Given information:

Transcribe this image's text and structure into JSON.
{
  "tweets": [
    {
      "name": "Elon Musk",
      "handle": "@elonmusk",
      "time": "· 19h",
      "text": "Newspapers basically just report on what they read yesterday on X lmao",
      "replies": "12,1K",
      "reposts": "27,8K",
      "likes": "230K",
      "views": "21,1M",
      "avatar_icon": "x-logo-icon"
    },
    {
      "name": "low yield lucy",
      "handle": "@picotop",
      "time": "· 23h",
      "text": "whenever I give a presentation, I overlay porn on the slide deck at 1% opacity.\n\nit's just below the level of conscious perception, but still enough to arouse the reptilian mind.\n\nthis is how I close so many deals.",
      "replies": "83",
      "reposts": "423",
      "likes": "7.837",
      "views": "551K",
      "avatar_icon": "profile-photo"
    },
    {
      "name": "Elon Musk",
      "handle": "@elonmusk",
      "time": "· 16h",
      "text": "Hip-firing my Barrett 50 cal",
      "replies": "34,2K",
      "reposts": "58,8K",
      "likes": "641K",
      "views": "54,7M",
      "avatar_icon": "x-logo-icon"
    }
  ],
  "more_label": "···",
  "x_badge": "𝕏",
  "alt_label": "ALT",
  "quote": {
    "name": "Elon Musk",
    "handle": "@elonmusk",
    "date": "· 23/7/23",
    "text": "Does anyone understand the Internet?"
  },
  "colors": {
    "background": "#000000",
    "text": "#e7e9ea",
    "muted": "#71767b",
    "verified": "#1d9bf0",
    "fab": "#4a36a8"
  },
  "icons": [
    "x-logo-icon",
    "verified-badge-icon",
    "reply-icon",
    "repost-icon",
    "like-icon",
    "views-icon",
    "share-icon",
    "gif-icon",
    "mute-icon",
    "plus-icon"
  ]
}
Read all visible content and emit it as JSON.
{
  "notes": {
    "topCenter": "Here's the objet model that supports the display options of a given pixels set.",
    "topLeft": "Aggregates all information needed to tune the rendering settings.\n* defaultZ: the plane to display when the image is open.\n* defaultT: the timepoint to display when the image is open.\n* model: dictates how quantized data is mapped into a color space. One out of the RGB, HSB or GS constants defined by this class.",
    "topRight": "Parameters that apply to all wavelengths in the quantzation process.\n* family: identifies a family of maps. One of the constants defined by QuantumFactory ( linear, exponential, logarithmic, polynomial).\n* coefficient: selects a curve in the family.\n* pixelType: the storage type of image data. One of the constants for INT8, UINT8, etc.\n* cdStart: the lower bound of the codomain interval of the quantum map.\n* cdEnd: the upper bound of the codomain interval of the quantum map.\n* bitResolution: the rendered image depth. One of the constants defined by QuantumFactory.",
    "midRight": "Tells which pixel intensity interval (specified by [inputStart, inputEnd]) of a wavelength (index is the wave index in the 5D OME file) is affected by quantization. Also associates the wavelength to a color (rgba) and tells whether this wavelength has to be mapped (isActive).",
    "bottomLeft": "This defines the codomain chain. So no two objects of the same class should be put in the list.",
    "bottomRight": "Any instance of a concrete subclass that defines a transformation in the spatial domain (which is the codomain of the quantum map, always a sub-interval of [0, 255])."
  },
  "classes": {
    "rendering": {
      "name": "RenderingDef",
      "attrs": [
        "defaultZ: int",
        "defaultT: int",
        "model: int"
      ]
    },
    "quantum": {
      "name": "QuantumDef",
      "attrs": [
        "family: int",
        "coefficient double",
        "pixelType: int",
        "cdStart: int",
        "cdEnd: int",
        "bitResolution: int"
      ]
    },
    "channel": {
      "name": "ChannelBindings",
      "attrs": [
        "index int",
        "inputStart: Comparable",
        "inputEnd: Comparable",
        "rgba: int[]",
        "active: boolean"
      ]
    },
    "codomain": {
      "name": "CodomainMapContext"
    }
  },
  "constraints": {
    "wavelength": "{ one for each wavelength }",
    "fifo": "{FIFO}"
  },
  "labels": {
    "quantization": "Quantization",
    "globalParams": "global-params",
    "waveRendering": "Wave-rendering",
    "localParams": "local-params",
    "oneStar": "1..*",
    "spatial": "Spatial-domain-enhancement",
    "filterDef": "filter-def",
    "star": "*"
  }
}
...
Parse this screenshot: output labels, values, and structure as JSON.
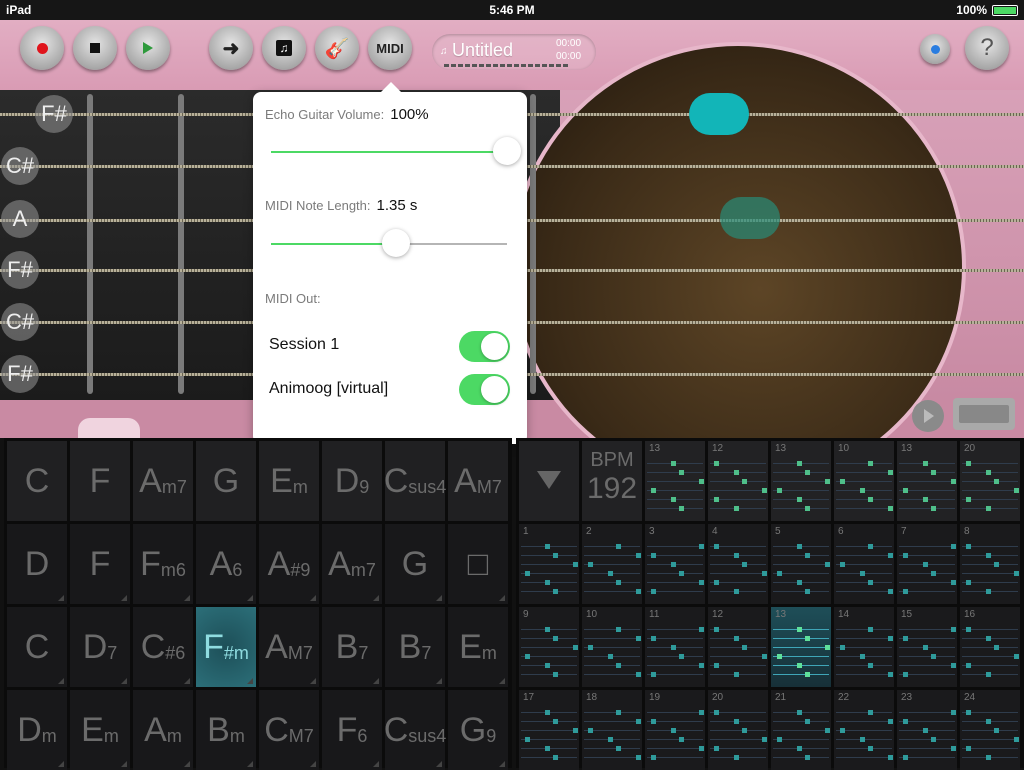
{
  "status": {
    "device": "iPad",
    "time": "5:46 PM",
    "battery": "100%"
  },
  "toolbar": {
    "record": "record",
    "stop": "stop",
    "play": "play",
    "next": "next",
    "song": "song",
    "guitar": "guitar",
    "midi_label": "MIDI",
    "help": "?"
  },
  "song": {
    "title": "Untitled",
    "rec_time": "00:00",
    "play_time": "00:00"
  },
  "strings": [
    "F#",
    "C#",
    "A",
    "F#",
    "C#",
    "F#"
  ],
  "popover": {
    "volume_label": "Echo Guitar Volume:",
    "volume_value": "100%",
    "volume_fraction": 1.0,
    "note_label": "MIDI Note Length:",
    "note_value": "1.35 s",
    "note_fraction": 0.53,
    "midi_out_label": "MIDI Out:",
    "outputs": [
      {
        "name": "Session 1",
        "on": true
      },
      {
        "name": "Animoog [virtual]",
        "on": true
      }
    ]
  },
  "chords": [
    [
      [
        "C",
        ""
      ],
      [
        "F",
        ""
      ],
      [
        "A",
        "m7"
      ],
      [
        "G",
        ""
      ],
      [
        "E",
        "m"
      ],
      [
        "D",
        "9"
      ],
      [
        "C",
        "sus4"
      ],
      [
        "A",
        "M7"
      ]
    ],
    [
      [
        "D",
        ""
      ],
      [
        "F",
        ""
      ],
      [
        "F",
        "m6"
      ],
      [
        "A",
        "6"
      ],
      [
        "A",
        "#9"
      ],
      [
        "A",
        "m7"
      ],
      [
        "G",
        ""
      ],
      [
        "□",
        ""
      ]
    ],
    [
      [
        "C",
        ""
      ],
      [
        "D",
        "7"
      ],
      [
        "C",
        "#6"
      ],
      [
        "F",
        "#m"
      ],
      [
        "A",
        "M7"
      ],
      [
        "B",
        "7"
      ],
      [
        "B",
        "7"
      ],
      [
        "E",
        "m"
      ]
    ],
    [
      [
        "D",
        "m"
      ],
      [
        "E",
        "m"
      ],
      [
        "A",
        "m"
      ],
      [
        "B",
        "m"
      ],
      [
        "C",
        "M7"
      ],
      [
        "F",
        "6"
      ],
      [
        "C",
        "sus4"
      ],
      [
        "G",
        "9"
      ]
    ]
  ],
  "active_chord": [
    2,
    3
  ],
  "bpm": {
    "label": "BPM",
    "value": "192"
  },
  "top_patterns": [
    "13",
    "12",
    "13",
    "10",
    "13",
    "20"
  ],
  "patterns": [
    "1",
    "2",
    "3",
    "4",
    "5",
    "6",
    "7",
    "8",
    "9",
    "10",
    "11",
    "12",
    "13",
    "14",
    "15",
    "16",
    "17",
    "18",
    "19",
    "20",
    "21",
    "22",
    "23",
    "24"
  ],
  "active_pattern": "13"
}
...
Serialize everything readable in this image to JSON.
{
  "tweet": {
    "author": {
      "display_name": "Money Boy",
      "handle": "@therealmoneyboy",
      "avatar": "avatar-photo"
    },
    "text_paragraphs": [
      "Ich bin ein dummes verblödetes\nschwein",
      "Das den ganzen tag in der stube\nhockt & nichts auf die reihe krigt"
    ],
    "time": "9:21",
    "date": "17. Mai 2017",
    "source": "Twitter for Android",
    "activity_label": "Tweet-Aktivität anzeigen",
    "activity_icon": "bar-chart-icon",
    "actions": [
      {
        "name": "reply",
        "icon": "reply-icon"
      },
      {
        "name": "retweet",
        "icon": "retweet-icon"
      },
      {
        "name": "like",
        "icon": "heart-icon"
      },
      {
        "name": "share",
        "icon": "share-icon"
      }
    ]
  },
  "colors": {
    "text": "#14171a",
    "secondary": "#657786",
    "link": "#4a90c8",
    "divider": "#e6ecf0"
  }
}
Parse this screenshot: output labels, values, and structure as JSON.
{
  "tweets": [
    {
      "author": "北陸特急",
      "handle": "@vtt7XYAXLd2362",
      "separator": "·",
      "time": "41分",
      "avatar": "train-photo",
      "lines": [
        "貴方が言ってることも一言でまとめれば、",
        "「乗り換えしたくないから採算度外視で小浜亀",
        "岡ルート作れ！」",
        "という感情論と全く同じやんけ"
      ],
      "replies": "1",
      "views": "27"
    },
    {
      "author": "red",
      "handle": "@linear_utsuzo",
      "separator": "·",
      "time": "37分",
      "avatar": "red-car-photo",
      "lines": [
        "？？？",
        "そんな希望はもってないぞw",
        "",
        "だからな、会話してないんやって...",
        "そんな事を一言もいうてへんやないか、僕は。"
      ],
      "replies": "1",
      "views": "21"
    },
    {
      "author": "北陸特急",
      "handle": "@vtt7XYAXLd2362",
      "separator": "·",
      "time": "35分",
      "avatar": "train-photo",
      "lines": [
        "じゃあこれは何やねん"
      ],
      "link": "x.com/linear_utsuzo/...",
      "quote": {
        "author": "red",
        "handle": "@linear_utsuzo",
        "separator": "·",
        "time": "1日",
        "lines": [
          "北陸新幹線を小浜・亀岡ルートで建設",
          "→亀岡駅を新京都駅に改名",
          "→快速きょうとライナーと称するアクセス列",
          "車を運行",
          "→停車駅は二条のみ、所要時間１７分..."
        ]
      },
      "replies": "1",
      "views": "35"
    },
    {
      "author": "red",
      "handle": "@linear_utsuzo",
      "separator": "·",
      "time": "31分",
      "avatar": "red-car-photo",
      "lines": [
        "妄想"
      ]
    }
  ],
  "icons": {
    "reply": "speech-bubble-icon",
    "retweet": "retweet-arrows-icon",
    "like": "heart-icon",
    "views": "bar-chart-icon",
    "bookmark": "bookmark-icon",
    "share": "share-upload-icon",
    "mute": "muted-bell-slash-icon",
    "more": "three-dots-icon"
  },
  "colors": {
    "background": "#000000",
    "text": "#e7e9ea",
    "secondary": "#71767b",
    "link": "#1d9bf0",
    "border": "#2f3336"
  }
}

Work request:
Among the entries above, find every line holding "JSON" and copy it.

Reply:
Transcribe this image's text and structure into JSON.
Read all visible content and emit it as JSON.
Parse this screenshot: output labels, values, and structure as JSON.
Serialize everything readable in this image to JSON.
Parse this screenshot: output labels, values, and structure as JSON.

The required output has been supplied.